27) In Greece, infants born between 1.7.86 and 31.12.87, exposed to Chernobyl fallout in utero, had 2.6 times the incidence of leukemia compared to children born between 1.1.80 and 31.12.85 and between 1.1.88 and 31.12.90. (Petridou et al, 2004)

28) Changes in the sex ratio and the stillbirth odds ratio for gender were significant for Denmark, Germany, Hungary, Norway, Poland, Latvia and Sweden (Scherb and Wiegelt, 2000).

29) Great Britain. Ten months after the catastrophe, a significant increase in perinatal mortality was found in the two most contaminated areas of the country (Bentham, 1991).

30) Sweden. Infant mortality increased immediately after the catastrophe and increased significantly in 1989-1992 (Korblein, 2008).

2. COWS’ MILK SHOWS FIRST SIGNS OF RADIATION

First Japan suffered an earthquake, then a tsunami, then nuclear meltdowns and radiation.

Experts advised the Japanese people not to panic.
Experts advised people that the food was safe to eat, and that radiation had not entered their food supply.

This past week, the world learned that Japanese food and water were tainted with radioactive iodine.

Food is now routinely tested in Japan.
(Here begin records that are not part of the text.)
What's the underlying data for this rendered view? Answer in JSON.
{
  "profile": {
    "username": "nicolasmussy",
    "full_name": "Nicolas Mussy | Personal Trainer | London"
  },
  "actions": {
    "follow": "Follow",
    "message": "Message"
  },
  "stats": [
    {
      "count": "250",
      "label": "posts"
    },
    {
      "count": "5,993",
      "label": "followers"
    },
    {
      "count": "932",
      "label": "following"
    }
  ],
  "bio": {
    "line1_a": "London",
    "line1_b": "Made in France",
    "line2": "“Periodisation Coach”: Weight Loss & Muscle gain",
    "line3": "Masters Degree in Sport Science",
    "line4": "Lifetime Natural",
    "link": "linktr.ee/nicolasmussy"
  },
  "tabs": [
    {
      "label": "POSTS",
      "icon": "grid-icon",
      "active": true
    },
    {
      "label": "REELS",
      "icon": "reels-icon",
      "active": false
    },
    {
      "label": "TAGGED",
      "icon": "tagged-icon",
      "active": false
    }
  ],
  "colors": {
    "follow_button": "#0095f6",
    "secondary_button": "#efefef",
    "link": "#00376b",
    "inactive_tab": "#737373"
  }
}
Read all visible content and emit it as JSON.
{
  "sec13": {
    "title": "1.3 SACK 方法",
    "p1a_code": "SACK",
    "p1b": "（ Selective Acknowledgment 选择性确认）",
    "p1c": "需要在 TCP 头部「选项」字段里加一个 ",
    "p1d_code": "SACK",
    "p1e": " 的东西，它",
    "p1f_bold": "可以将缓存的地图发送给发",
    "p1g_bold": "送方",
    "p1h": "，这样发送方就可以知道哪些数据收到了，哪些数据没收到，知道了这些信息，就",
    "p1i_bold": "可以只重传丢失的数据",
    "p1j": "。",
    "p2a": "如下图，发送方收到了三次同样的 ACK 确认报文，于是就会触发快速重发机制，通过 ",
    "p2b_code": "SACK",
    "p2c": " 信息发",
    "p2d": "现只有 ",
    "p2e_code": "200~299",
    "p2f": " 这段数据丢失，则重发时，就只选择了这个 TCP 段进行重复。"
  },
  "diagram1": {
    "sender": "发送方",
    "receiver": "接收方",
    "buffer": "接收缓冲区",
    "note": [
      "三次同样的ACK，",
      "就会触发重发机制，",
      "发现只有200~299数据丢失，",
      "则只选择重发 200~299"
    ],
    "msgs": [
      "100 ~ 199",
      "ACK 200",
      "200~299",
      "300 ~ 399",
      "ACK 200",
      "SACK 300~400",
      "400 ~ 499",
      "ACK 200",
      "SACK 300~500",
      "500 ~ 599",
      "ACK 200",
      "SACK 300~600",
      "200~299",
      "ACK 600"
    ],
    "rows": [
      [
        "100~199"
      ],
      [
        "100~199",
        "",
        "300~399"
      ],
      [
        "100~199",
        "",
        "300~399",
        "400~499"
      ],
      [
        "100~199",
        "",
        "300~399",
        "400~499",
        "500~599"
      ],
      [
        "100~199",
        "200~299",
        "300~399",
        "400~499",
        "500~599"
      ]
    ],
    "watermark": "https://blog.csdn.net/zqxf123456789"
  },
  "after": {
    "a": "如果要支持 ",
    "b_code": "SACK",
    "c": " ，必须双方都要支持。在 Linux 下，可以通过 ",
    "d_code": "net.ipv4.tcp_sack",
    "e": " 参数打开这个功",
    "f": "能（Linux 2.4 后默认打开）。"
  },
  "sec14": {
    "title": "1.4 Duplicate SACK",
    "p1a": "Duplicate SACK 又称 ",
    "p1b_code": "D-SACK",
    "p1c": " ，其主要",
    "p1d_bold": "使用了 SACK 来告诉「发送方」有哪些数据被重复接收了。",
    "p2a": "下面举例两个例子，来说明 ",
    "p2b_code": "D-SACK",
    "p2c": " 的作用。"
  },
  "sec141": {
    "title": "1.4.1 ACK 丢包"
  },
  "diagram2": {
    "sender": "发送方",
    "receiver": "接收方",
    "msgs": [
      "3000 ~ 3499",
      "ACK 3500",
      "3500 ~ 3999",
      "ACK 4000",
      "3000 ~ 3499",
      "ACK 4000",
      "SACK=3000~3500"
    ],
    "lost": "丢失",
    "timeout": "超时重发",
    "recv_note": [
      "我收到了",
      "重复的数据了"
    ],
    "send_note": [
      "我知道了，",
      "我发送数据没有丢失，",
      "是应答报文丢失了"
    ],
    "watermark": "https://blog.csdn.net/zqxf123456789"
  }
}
The first food to show signs of radiation was cow’s milk. This makes sense, as cows are eating 50-80 pounds of feed each and every day. Radiation is concentrated in their bodies like sponges soaking up water. In a cow, the water is filtered and excreted and the concentrated toxins are consumed by milk drinkers. Twenty-one pounds of milk are required to produce one pound of butter.
Eating butter further concentrates toxins; in this case, radioactivity.

Armed with the knowledge that milk is the perfect barometer to test for the presence of radiation, it would make sense to test for levels of radiation in America’s milk as plumes from Japan are carried by the jet stream over California, Kansas, and then onto New York.

Here is where today’s stupid human trick kicks in.

It would make perfect sense to test milk from California Happy Cows, just in case…Sadly, this is news that the United States Department of Agriculture just does not want to know.

As of March 22, 2011, California milk is not being tested for radiation on a daily basis. As a matter of policy, California’s Department of Public Health routinely tests California milk for radiation once every month. One would assume (love that word) that with jet steams being what they are, and with Japan’s tragedy having the potential to radiate to Americans, it would be a logical human conclusion to want to test milk.

The spokesperson for California’s Department of Public Health, Mike Sicilia, had this stupid human trick comment:

This is typical routine testing and has been done for many years.”

Routine once-per-month testing will continue, because the United States Food and Drug Administration (FDA) sees no reason for caution. California’s Department of Public Health reLIES upon FDA’s lead.

http://rense.com/general93/chern.htm

Leave a Reply